As the country rallied for the 24th National Day celebration in 2008, which was centred around the 'Nation's Youth', His Majesty remarked: "Youths are the country's greatest asset", as they carry the hope of the current generation as "leaders of our future". But the monarch listed out the focus of his concerns by highlighting the worrying trend of rising criminal statistics in which "the most shocking fact was that the majority are Malays", and "that there had been a 100 per cent increase in serious crimes such as robbery, which were made up of males and females aged between 19 and 35, including 57 students".

His Majesty questioned the point of celebrating the country's 'greatest assets' if the "nation's youths have become criminals.

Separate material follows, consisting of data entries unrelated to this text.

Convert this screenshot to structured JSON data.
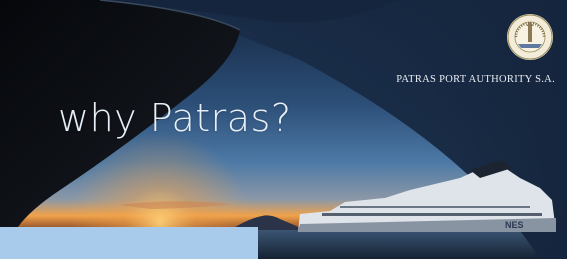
{
  "banner": {
    "headline": "why Patras?",
    "org_name": "PATRAS PORT AUTHORITY S.A."
  },
  "colors": {
    "sky_top": "#15253f",
    "sky_mid": "#3d6a99",
    "sunset": "#f0a24a",
    "sea": "#1c2c44",
    "bottom_bar": "#a9cbeb",
    "text": "#e6eef7"
  },
  "icons": {
    "seal": "port-authority-seal-icon",
    "ferry": "ferry-ship-illustration",
    "hull": "ship-hull-bow-shape"
  }
}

Is this what our nation's youth have become?"

Combating crime should be the focus of the youths' involvement and not being lured in as accomplices, "in whatever form for the peace and prosperity of the country and its people, so that tourists and investors would not be afraid to come to our country".

This His Majesty said is truly the meaning of "pure patriotism".

The monarch called on all "agents of change such as family institutions, educational institutions, religious leaders and the media to look into this matter with profound concern" so that the country could collectively focus on curing these social ills and only then could the country subsequently produce "quality human beings".

During the grand celebrations of the country's Silver Jubilee National Day, as the people revelled in achieving its 'Matured Nationhood' status, His Majesty continued to call for the improvements in the efficiency of the roles of the public service.

"It is vital that we possess the determination and the preparedness to implement changes based on observations and actions," the monarch urged.

Another year on, His Majesty included in his address the need to "identify knowledgeable human resources and how vital it was for a country with a small population", by explaining: "A quality human resource is the determining factor towards the nation's long-term progress."

The monarch went on to say, "Because of this, we should not neglect education as the country aspires to produce intellectuals with knowledge in various disciplines, with which we hope to produce leaders, thinkers and authoritative entrepreneurs." Once again, the ruler made the reminder that the principles of the country's education system "should never overlook the pure religious values, as well as the nation's noble customs and traditions".

His Majesty further urged that in order to stimulate further progress, more efforts must be made "to change our mindset and attitude, as well as strengthen our moral standing and good ethics to reach the necessary level of excellence".

The monarch stressed the fact that "such questions require accurate and factual solutions and not be made solely based on theories".

As we come to the close of the first decade of the 21st century, the advices, messages of hope and the urgent emphasis for improvements and change made by our beloved ruler, His Majesty should be truly, deeply and sincerely be taken to heart by each and every citizen of the country. For whom else should we listen and take heed the meaningful words of advice from, if not our monarch?

As we have seen, His Majesty has patiently and diligently come forward with his reminders and instructions for improvements in the way we think, work and do more good for our beloved country and all our future generations. Isn't it way past the time for us to already do away with such labels as 'complacent', 'robots', 'indecisive', 'irresponsible', 'uncaring' and many more? Otherwise how else would we really evolve and progress? Each and every Bruneian, deep down at heart, is rightfully proud of our country Brunei Darussalam, but the change and improvements that we wish to see can only come from our own minds, our own hands, our own actions and our own will. - Borneo Bulletin (24th February 2010)